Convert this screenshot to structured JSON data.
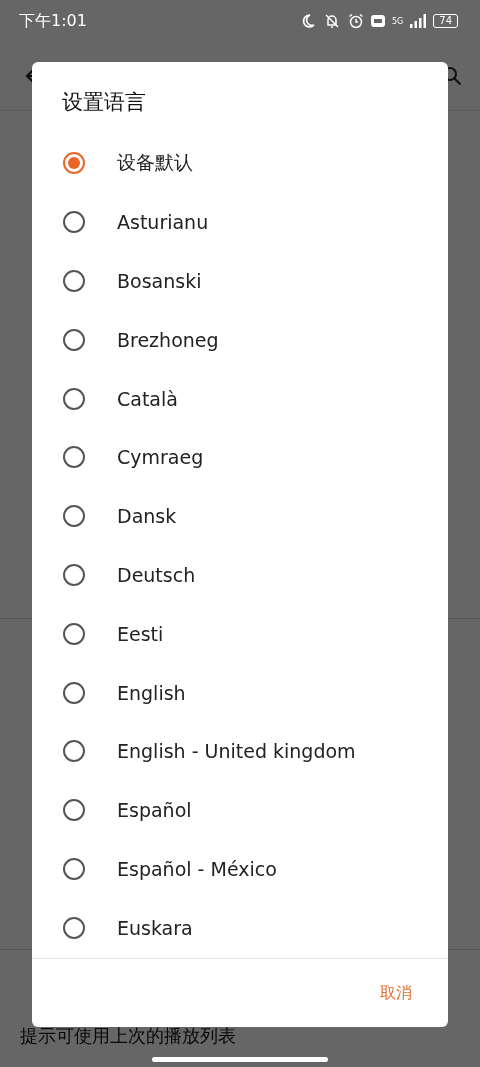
{
  "status_bar": {
    "time": "下午1:01",
    "network": "5G",
    "battery": "74"
  },
  "background": {
    "last_item": "提示可使用上次的播放列表"
  },
  "dialog": {
    "title": "设置语言",
    "options": [
      {
        "label": "设备默认",
        "selected": true
      },
      {
        "label": "Asturianu",
        "selected": false
      },
      {
        "label": "Bosanski",
        "selected": false
      },
      {
        "label": "Brezhoneg",
        "selected": false
      },
      {
        "label": "Català",
        "selected": false
      },
      {
        "label": "Cymraeg",
        "selected": false
      },
      {
        "label": "Dansk",
        "selected": false
      },
      {
        "label": "Deutsch",
        "selected": false
      },
      {
        "label": "Eesti",
        "selected": false
      },
      {
        "label": "English",
        "selected": false
      },
      {
        "label": "English - United kingdom",
        "selected": false
      },
      {
        "label": "Español",
        "selected": false
      },
      {
        "label": "Español - México",
        "selected": false
      },
      {
        "label": "Euskara",
        "selected": false
      }
    ],
    "cancel": "取消"
  }
}
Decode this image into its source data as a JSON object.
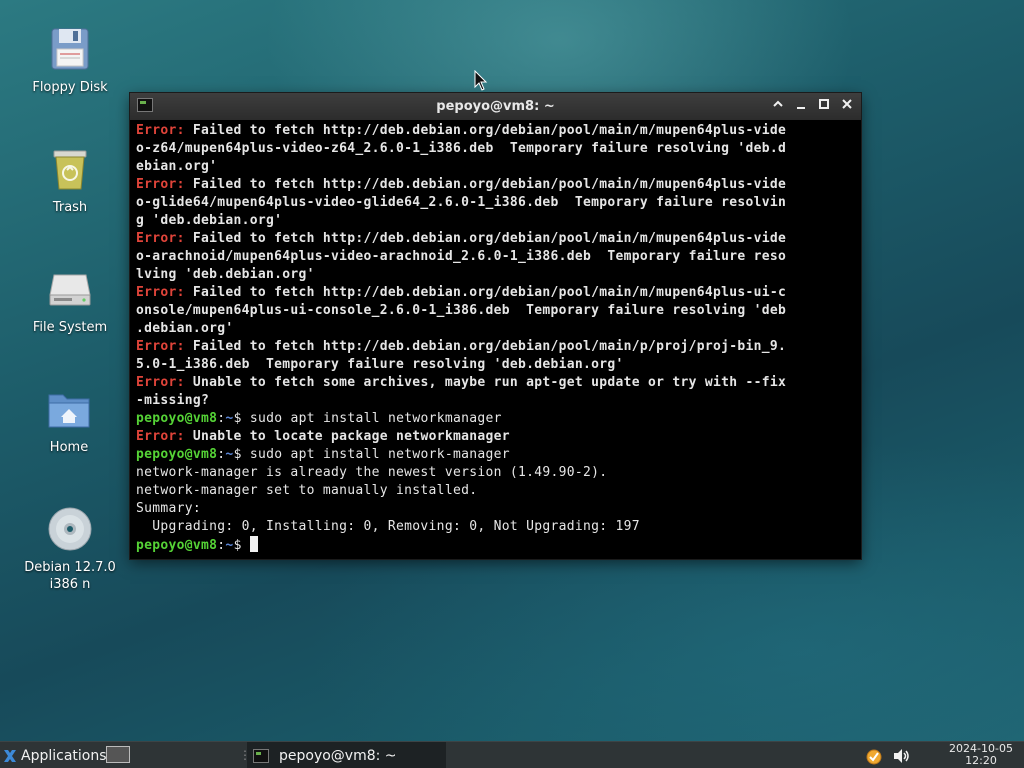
{
  "desktop_icons": [
    {
      "label": "Floppy Disk",
      "icon": "floppy-disk-icon"
    },
    {
      "label": "Trash",
      "icon": "trash-icon"
    },
    {
      "label": "File System",
      "icon": "hard-drive-icon"
    },
    {
      "label": "Home",
      "icon": "home-folder-icon"
    },
    {
      "label": "Debian 12.7.0",
      "label2": "i386 n",
      "icon": "optical-disc-icon"
    }
  ],
  "terminal": {
    "title": "pepoyo@vm8: ~",
    "buttons": [
      "shade",
      "minimize",
      "maximize",
      "close"
    ],
    "lines": [
      [
        {
          "t": "Error:",
          "c": "err"
        },
        {
          "t": " Failed to fetch http://deb.debian.org/debian/pool/main/m/mupen64plus-vide",
          "c": "bold"
        }
      ],
      [
        {
          "t": "o-z64/mupen64plus-video-z64_2.6.0-1_i386.deb  Temporary failure resolving 'deb.d",
          "c": "bold"
        }
      ],
      [
        {
          "t": "ebian.org'",
          "c": "bold"
        }
      ],
      [
        {
          "t": "Error:",
          "c": "err"
        },
        {
          "t": " Failed to fetch http://deb.debian.org/debian/pool/main/m/mupen64plus-vide",
          "c": "bold"
        }
      ],
      [
        {
          "t": "o-glide64/mupen64plus-video-glide64_2.6.0-1_i386.deb  Temporary failure resolvin",
          "c": "bold"
        }
      ],
      [
        {
          "t": "g 'deb.debian.org'",
          "c": "bold"
        }
      ],
      [
        {
          "t": "Error:",
          "c": "err"
        },
        {
          "t": " Failed to fetch http://deb.debian.org/debian/pool/main/m/mupen64plus-vide",
          "c": "bold"
        }
      ],
      [
        {
          "t": "o-arachnoid/mupen64plus-video-arachnoid_2.6.0-1_i386.deb  Temporary failure reso",
          "c": "bold"
        }
      ],
      [
        {
          "t": "lving 'deb.debian.org'",
          "c": "bold"
        }
      ],
      [
        {
          "t": "Error:",
          "c": "err"
        },
        {
          "t": " Failed to fetch http://deb.debian.org/debian/pool/main/m/mupen64plus-ui-c",
          "c": "bold"
        }
      ],
      [
        {
          "t": "onsole/mupen64plus-ui-console_2.6.0-1_i386.deb  Temporary failure resolving 'deb",
          "c": "bold"
        }
      ],
      [
        {
          "t": ".debian.org'",
          "c": "bold"
        }
      ],
      [
        {
          "t": "Error:",
          "c": "err"
        },
        {
          "t": " Failed to fetch http://deb.debian.org/debian/pool/main/p/proj/proj-bin_9.",
          "c": "bold"
        }
      ],
      [
        {
          "t": "5.0-1_i386.deb  Temporary failure resolving 'deb.debian.org'",
          "c": "bold"
        }
      ],
      [
        {
          "t": "Error:",
          "c": "err"
        },
        {
          "t": " Unable to fetch some archives, maybe run apt-get update or try with --fix",
          "c": "bold"
        }
      ],
      [
        {
          "t": "-missing?",
          "c": "bold"
        }
      ],
      [
        {
          "t": "pepoyo@vm8",
          "c": "usr"
        },
        {
          "t": ":",
          "c": ""
        },
        {
          "t": "~",
          "c": "path"
        },
        {
          "t": "$ sudo apt install networkmanager",
          "c": ""
        }
      ],
      [
        {
          "t": "Error:",
          "c": "err"
        },
        {
          "t": " Unable to locate package networkmanager",
          "c": "bold"
        }
      ],
      [
        {
          "t": "pepoyo@vm8",
          "c": "usr"
        },
        {
          "t": ":",
          "c": ""
        },
        {
          "t": "~",
          "c": "path"
        },
        {
          "t": "$ sudo apt install network-manager",
          "c": ""
        }
      ],
      [
        {
          "t": "network-manager is already the newest version (1.49.90-2).",
          "c": ""
        }
      ],
      [
        {
          "t": "network-manager set to manually installed.",
          "c": ""
        }
      ],
      [
        {
          "t": "Summary:",
          "c": ""
        }
      ],
      [
        {
          "t": "  Upgrading: 0, Installing: 0, Removing: 0, Not Upgrading: 197",
          "c": ""
        }
      ],
      [
        {
          "t": "pepoyo@vm8",
          "c": "usr"
        },
        {
          "t": ":",
          "c": ""
        },
        {
          "t": "~",
          "c": "path"
        },
        {
          "t": "$ ",
          "c": ""
        },
        {
          "t": "",
          "c": "cursor"
        }
      ]
    ]
  },
  "taskbar": {
    "apps_label": "Applications",
    "task_label": "pepoyo@vm8: ~",
    "clock_date": "2024-10-05",
    "clock_time": "12:20"
  },
  "colors": {
    "error": "#e0443a",
    "user": "#55d336",
    "path": "#5b86d6",
    "desktop": "#1d5d6a"
  }
}
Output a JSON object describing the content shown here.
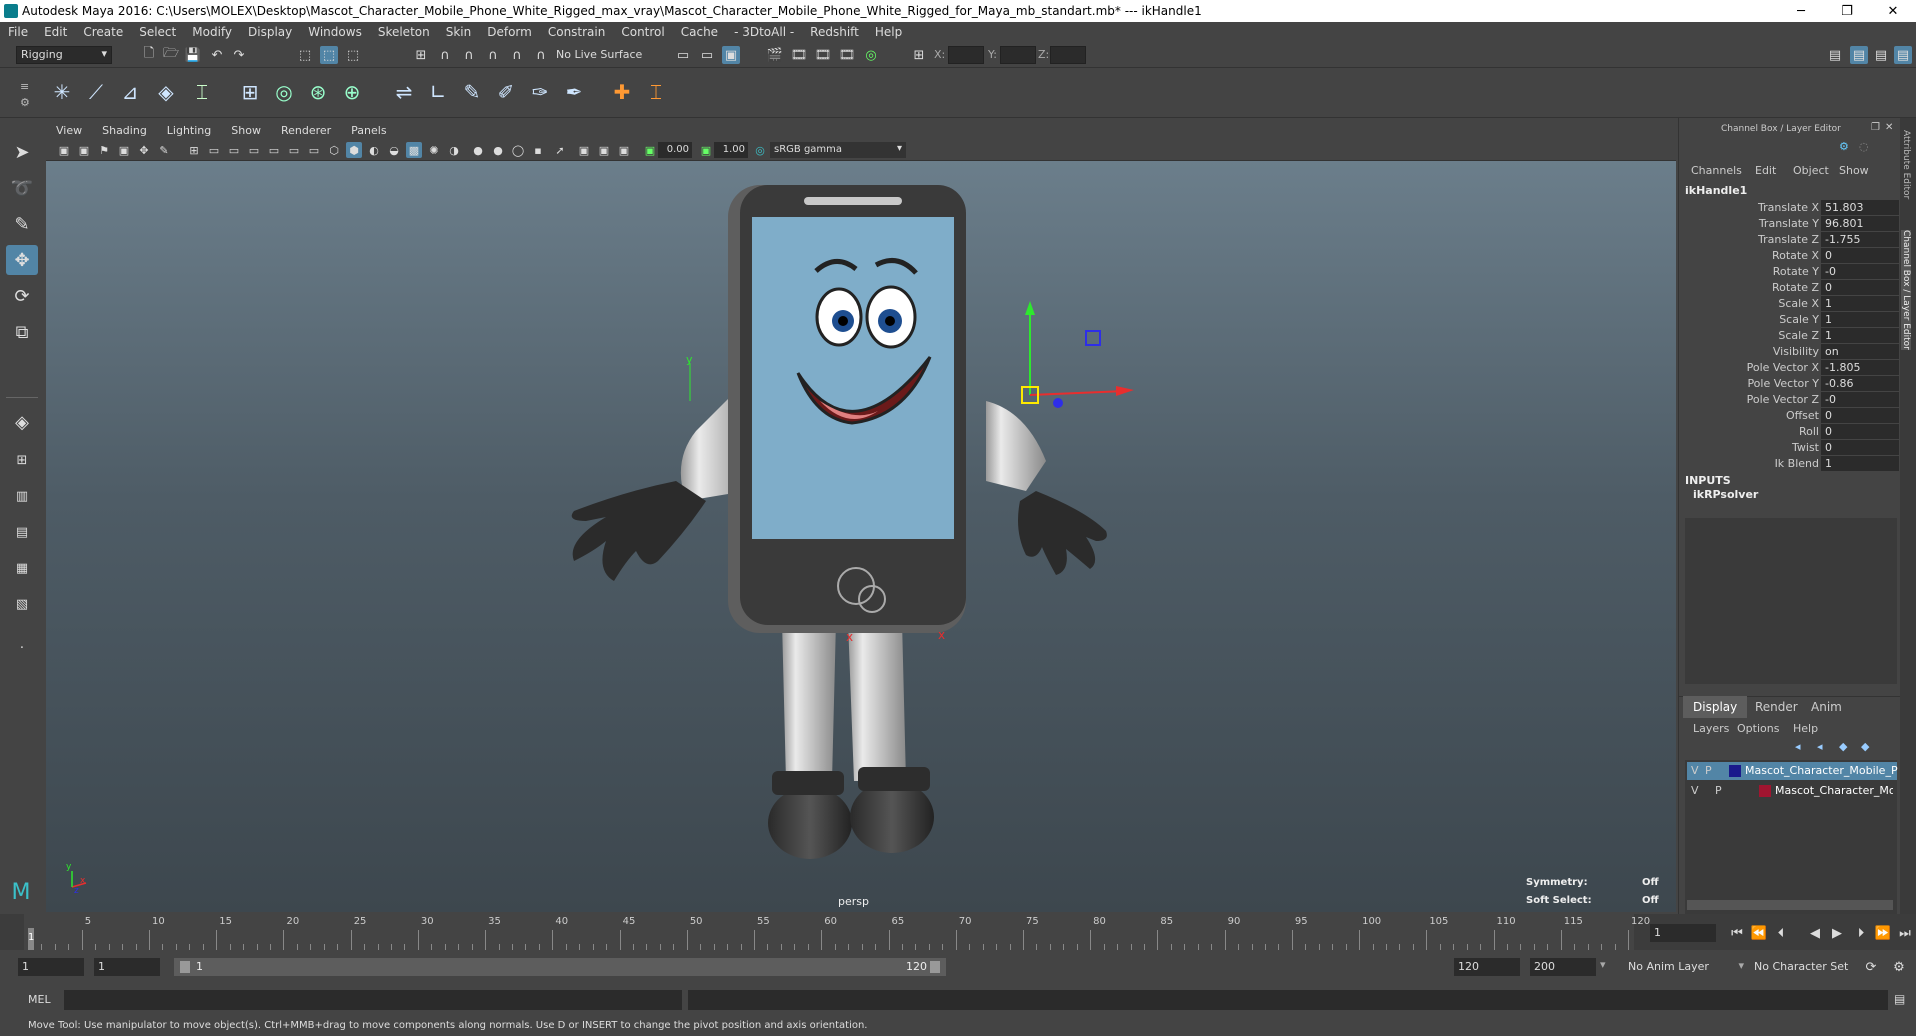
{
  "window": {
    "title": "Autodesk Maya 2016: C:\\Users\\MOLEX\\Desktop\\Mascot_Character_Mobile_Phone_White_Rigged_max_vray\\Mascot_Character_Mobile_Phone_White_Rigged_for_Maya_mb_standart.mb*  ---  ikHandle1",
    "minimize": "─",
    "restore": "❐",
    "close": "✕"
  },
  "menu": [
    "File",
    "Edit",
    "Create",
    "Select",
    "Modify",
    "Display",
    "Windows",
    "Skeleton",
    "Skin",
    "Deform",
    "Constrain",
    "Control",
    "Cache",
    "- 3DtoAll -",
    "Redshift",
    "Help"
  ],
  "status": {
    "mode": "Rigging",
    "live_surface": "No Live Surface",
    "x_label": "X:",
    "y_label": "Y:",
    "z_label": "Z:"
  },
  "panel_menu": [
    "View",
    "Shading",
    "Lighting",
    "Show",
    "Renderer",
    "Panels"
  ],
  "panel_toolbar": {
    "near": "0.00",
    "far": "1.00",
    "colorspace": "sRGB gamma"
  },
  "viewport": {
    "camera": "persp",
    "symmetry_label": "Symmetry:",
    "symmetry_value": "Off",
    "soft_select_label": "Soft Select:",
    "soft_select_value": "Off"
  },
  "channel_box": {
    "title": "Channel Box / Layer Editor",
    "menus": [
      "Channels",
      "Edit",
      "Object",
      "Show"
    ],
    "node": "ikHandle1",
    "channels": [
      {
        "label": "Translate X",
        "value": "51.803"
      },
      {
        "label": "Translate Y",
        "value": "96.801"
      },
      {
        "label": "Translate Z",
        "value": "-1.755"
      },
      {
        "label": "Rotate X",
        "value": "0"
      },
      {
        "label": "Rotate Y",
        "value": "-0"
      },
      {
        "label": "Rotate Z",
        "value": "0"
      },
      {
        "label": "Scale X",
        "value": "1"
      },
      {
        "label": "Scale Y",
        "value": "1"
      },
      {
        "label": "Scale Z",
        "value": "1"
      },
      {
        "label": "Visibility",
        "value": "on"
      },
      {
        "label": "Pole Vector X",
        "value": "-1.805"
      },
      {
        "label": "Pole Vector Y",
        "value": "-0.86"
      },
      {
        "label": "Pole Vector Z",
        "value": "-0"
      },
      {
        "label": "Offset",
        "value": "0"
      },
      {
        "label": "Roll",
        "value": "0"
      },
      {
        "label": "Twist",
        "value": "0"
      },
      {
        "label": "Ik Blend",
        "value": "1"
      }
    ],
    "inputs_header": "INPUTS",
    "input_node": "ikRPsolver"
  },
  "layer_editor": {
    "tabs": [
      "Display",
      "Render",
      "Anim"
    ],
    "menus": [
      "Layers",
      "Options",
      "Help"
    ],
    "layers": [
      {
        "v": "V",
        "p": "P",
        "name": "Mascot_Character_Mobile_P",
        "color": "#1a1a8c"
      },
      {
        "v": "V",
        "p": "P",
        "name": "Mascot_Character_Mo",
        "color": "#a01530"
      }
    ]
  },
  "side_tabs": [
    "Attribute Editor",
    "Channel Box / Layer Editor"
  ],
  "timeline": {
    "ticks": [
      "5",
      "10",
      "15",
      "20",
      "25",
      "30",
      "35",
      "40",
      "45",
      "50",
      "55",
      "60",
      "65",
      "70",
      "75",
      "80",
      "85",
      "90",
      "95",
      "100",
      "105",
      "110",
      "115",
      "120"
    ],
    "start_label": "1",
    "current_frame": "1"
  },
  "range": {
    "start": "1",
    "playback_start": "1",
    "slider_start": "1",
    "slider_end": "120",
    "playback_end": "120",
    "end": "200",
    "anim_layer": "No Anim Layer",
    "character_set": "No Character Set"
  },
  "mel": {
    "label": "MEL"
  },
  "help_line": "Move Tool: Use manipulator to move object(s). Ctrl+MMB+drag to move components along normals. Use D or INSERT to change the pivot position and axis orientation.",
  "colors": {
    "accent": "#5285a6",
    "bg": "#444444",
    "screen": "#7fadc9"
  }
}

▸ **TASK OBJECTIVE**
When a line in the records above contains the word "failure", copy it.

▸ **RESPONSE**
          "t": "o-z64/mupen64plus-video-z64_2.6.0-1_i386.deb  Temporary failure resolving 'deb.d",
          "t": "o-glide64/mupen64plus-video-glide64_2.6.0-1_i386.deb  Temporary failure resolvin",
          "t": "o-arachnoid/mupen64plus-video-arachnoid_2.6.0-1_i386.deb  Temporary failure reso",
          "t": "onsole/mupen64plus-ui-console_2.6.0-1_i386.deb  Temporary failure resolving 'deb",
          "t": "5.0-1_i386.deb  Temporary failure resolving 'deb.debian.org'",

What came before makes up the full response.